=== Extracted records ===

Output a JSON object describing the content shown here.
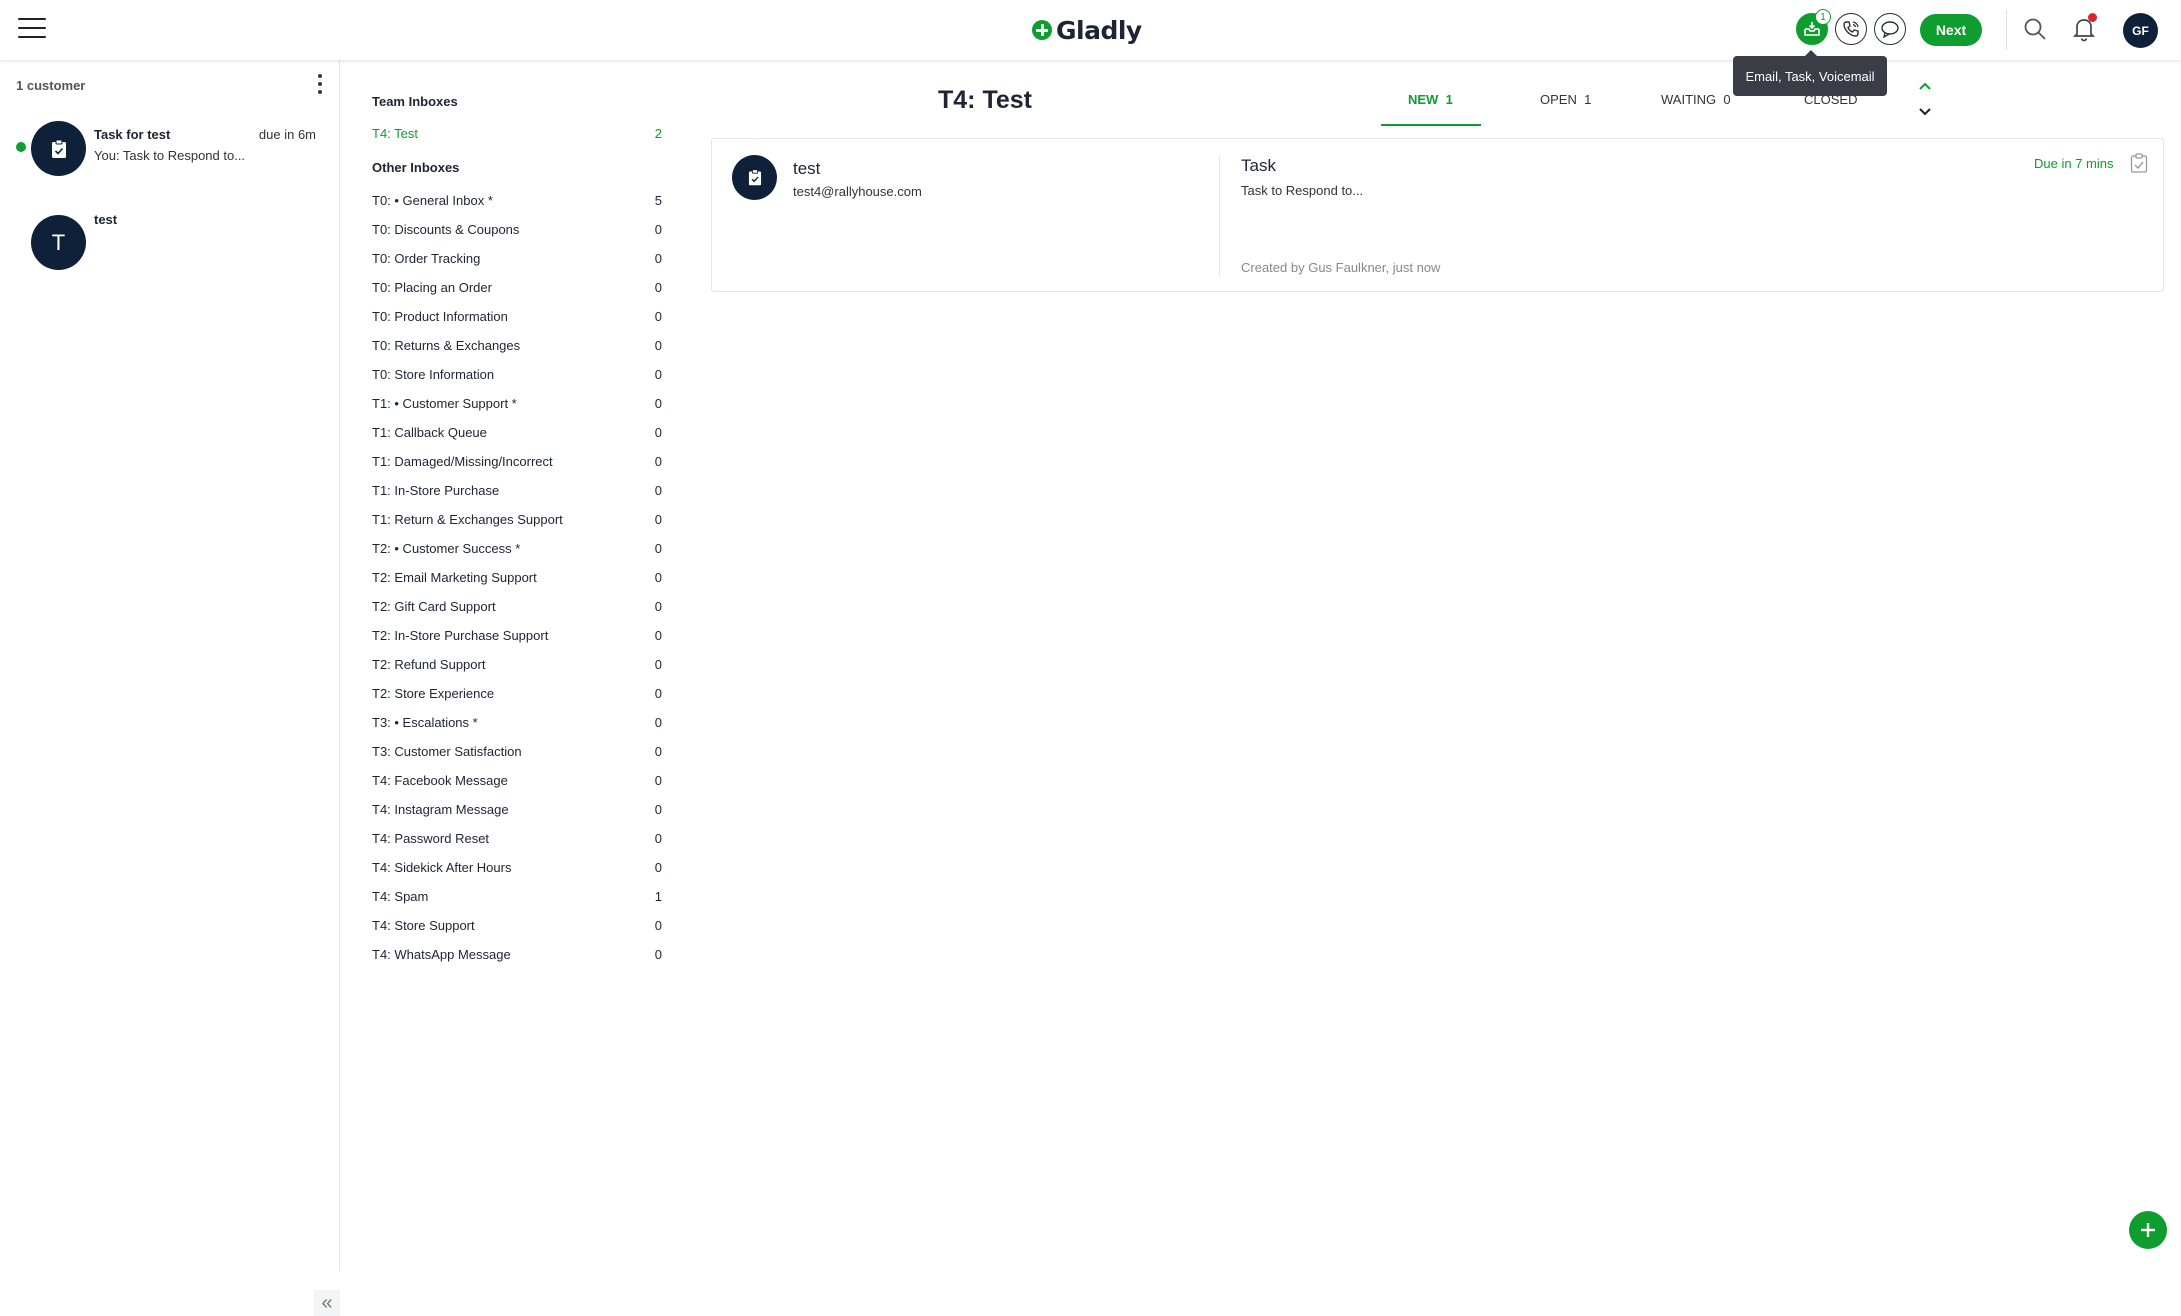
{
  "topbar": {
    "logo_text": "Gladly",
    "inbox_badge": "1",
    "next_label": "Next",
    "avatar_initials": "GF",
    "tooltip": "Email, Task, Voicemail",
    "icons": [
      "menu-icon",
      "inbox-icon",
      "phone-icon",
      "chat-icon",
      "search-icon",
      "bell-icon"
    ]
  },
  "customers": {
    "count_label": "1 customer",
    "items": [
      {
        "name": "Task for test",
        "due": "due in 6m",
        "preview": "You: Task to Respond to...",
        "avatar_icon": "clipboard-icon",
        "online": true
      },
      {
        "name": "test",
        "avatar_letter": "T"
      }
    ]
  },
  "inboxes": {
    "team_heading": "Team Inboxes",
    "team": [
      {
        "name": "T4: Test",
        "count": "2"
      }
    ],
    "other_heading": "Other Inboxes",
    "other": [
      {
        "name": "T0: • General Inbox *",
        "count": "5"
      },
      {
        "name": "T0: Discounts & Coupons",
        "count": "0"
      },
      {
        "name": "T0: Order Tracking",
        "count": "0"
      },
      {
        "name": "T0: Placing an Order",
        "count": "0"
      },
      {
        "name": "T0: Product Information",
        "count": "0"
      },
      {
        "name": "T0: Returns & Exchanges",
        "count": "0"
      },
      {
        "name": "T0: Store Information",
        "count": "0"
      },
      {
        "name": "T1: • Customer Support *",
        "count": "0"
      },
      {
        "name": "T1: Callback Queue",
        "count": "0"
      },
      {
        "name": "T1: Damaged/Missing/Incorrect",
        "count": "0"
      },
      {
        "name": "T1: In-Store Purchase",
        "count": "0"
      },
      {
        "name": "T1: Return & Exchanges Support",
        "count": "0"
      },
      {
        "name": "T2: • Customer Success *",
        "count": "0"
      },
      {
        "name": "T2: Email Marketing Support",
        "count": "0"
      },
      {
        "name": "T2: Gift Card Support",
        "count": "0"
      },
      {
        "name": "T2: In-Store Purchase Support",
        "count": "0"
      },
      {
        "name": "T2: Refund Support",
        "count": "0"
      },
      {
        "name": "T2: Store Experience",
        "count": "0"
      },
      {
        "name": "T3: • Escalations *",
        "count": "0"
      },
      {
        "name": "T3: Customer Satisfaction",
        "count": "0"
      },
      {
        "name": "T4: Facebook Message",
        "count": "0"
      },
      {
        "name": "T4: Instagram Message",
        "count": "0"
      },
      {
        "name": "T4: Password Reset",
        "count": "0"
      },
      {
        "name": "T4: Sidekick After Hours",
        "count": "0"
      },
      {
        "name": "T4: Spam",
        "count": "1"
      },
      {
        "name": "T4: Store Support",
        "count": "0"
      },
      {
        "name": "T4: WhatsApp Message",
        "count": "0"
      }
    ]
  },
  "main": {
    "title": "T4: Test",
    "tabs": [
      {
        "label": "NEW",
        "count": "1",
        "active": true
      },
      {
        "label": "OPEN",
        "count": "1"
      },
      {
        "label": "WAITING",
        "count": "0"
      },
      {
        "label": "CLOSED",
        "count": ""
      }
    ],
    "conversation": {
      "customer_name": "test",
      "customer_email": "test4@rallyhouse.com",
      "task_title": "Task",
      "task_text": "Task to Respond to...",
      "created": "Created by Gus Faulkner, just now",
      "due": "Due in 7 mins"
    }
  },
  "colors": {
    "accent": "#0f9d2f",
    "navy": "#0e2138",
    "alert": "#d9262c"
  }
}
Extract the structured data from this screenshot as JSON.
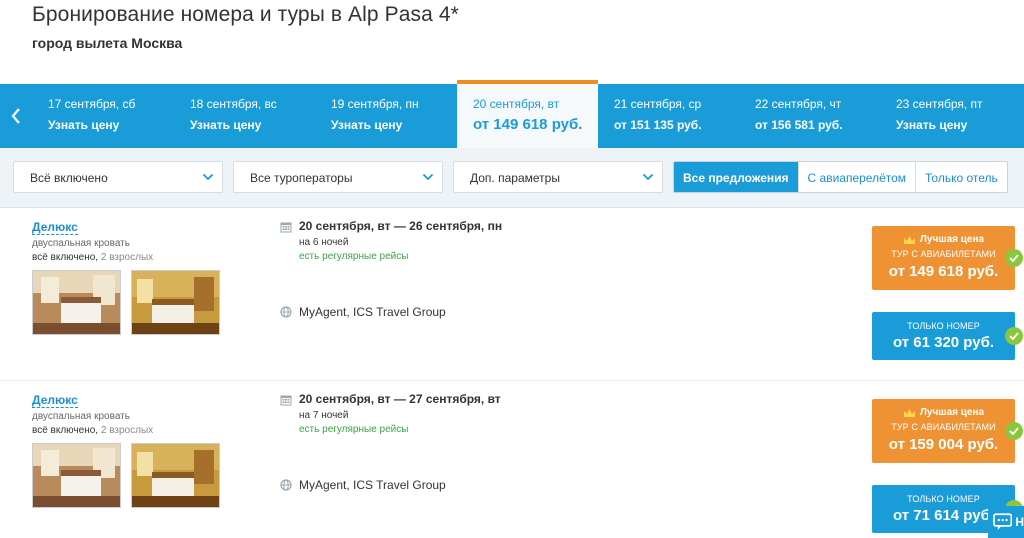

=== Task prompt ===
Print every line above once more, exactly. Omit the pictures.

=== Output ===
Output a JSON object describing the content shown here.
{
  "topbar": {
    "logo_text": "Gladly",
    "inbox_badge": "1",
    "next_label": "Next",
    "avatar_initials": "GF",
    "tooltip": "Email, Task, Voicemail",
    "icons": [
      "menu-icon",
      "inbox-icon",
      "phone-icon",
      "chat-icon",
      "search-icon",
      "bell-icon"
    ]
  },
  "customers": {
    "count_label": "1 customer",
    "items": [
      {
        "name": "Task for test",
        "due": "due in 6m",
        "preview": "You: Task to Respond to...",
        "avatar_icon": "clipboard-icon",
        "online": true
      },
      {
        "name": "test",
        "avatar_letter": "T"
      }
    ]
  },
  "inboxes": {
    "team_heading": "Team Inboxes",
    "team": [
      {
        "name": "T4: Test",
        "count": "2"
      }
    ],
    "other_heading": "Other Inboxes",
    "other": [
      {
        "name": "T0: • General Inbox *",
        "count": "5"
      },
      {
        "name": "T0: Discounts & Coupons",
        "count": "0"
      },
      {
        "name": "T0: Order Tracking",
        "count": "0"
      },
      {
        "name": "T0: Placing an Order",
        "count": "0"
      },
      {
        "name": "T0: Product Information",
        "count": "0"
      },
      {
        "name": "T0: Returns & Exchanges",
        "count": "0"
      },
      {
        "name": "T0: Store Information",
        "count": "0"
      },
      {
        "name": "T1: • Customer Support *",
        "count": "0"
      },
      {
        "name": "T1: Callback Queue",
        "count": "0"
      },
      {
        "name": "T1: Damaged/Missing/Incorrect",
        "count": "0"
      },
      {
        "name": "T1: In-Store Purchase",
        "count": "0"
      },
      {
        "name": "T1: Return & Exchanges Support",
        "count": "0"
      },
      {
        "name": "T2: • Customer Success *",
        "count": "0"
      },
      {
        "name": "T2: Email Marketing Support",
        "count": "0"
      },
      {
        "name": "T2: Gift Card Support",
        "count": "0"
      },
      {
        "name": "T2: In-Store Purchase Support",
        "count": "0"
      },
      {
        "name": "T2: Refund Support",
        "count": "0"
      },
      {
        "name": "T2: Store Experience",
        "count": "0"
      },
      {
        "name": "T3: • Escalations *",
        "count": "0"
      },
      {
        "name": "T3: Customer Satisfaction",
        "count": "0"
      },
      {
        "name": "T4: Facebook Message",
        "count": "0"
      },
      {
        "name": "T4: Instagram Message",
        "count": "0"
      },
      {
        "name": "T4: Password Reset",
        "count": "0"
      },
      {
        "name": "T4: Sidekick After Hours",
        "count": "0"
      },
      {
        "name": "T4: Spam",
        "count": "1"
      },
      {
        "name": "T4: Store Support",
        "count": "0"
      },
      {
        "name": "T4: WhatsApp Message",
        "count": "0"
      }
    ]
  },
  "main": {
    "title": "T4: Test",
    "tabs": [
      {
        "label": "NEW",
        "count": "1",
        "active": true
      },
      {
        "label": "OPEN",
        "count": "1"
      },
      {
        "label": "WAITING",
        "count": "0"
      },
      {
        "label": "CLOSED",
        "count": ""
      }
    ],
    "conversation": {
      "customer_name": "test",
      "customer_email": "test4@rallyhouse.com",
      "task_title": "Task",
      "task_text": "Task to Respond to...",
      "created": "Created by Gus Faulkner, just now",
      "due": "Due in 7 mins"
    }
  },
  "colors": {
    "accent": "#0f9d2f",
    "navy": "#0e2138",
    "alert": "#d9262c"
  }
}
Extract the structured data from this screenshot as JSON.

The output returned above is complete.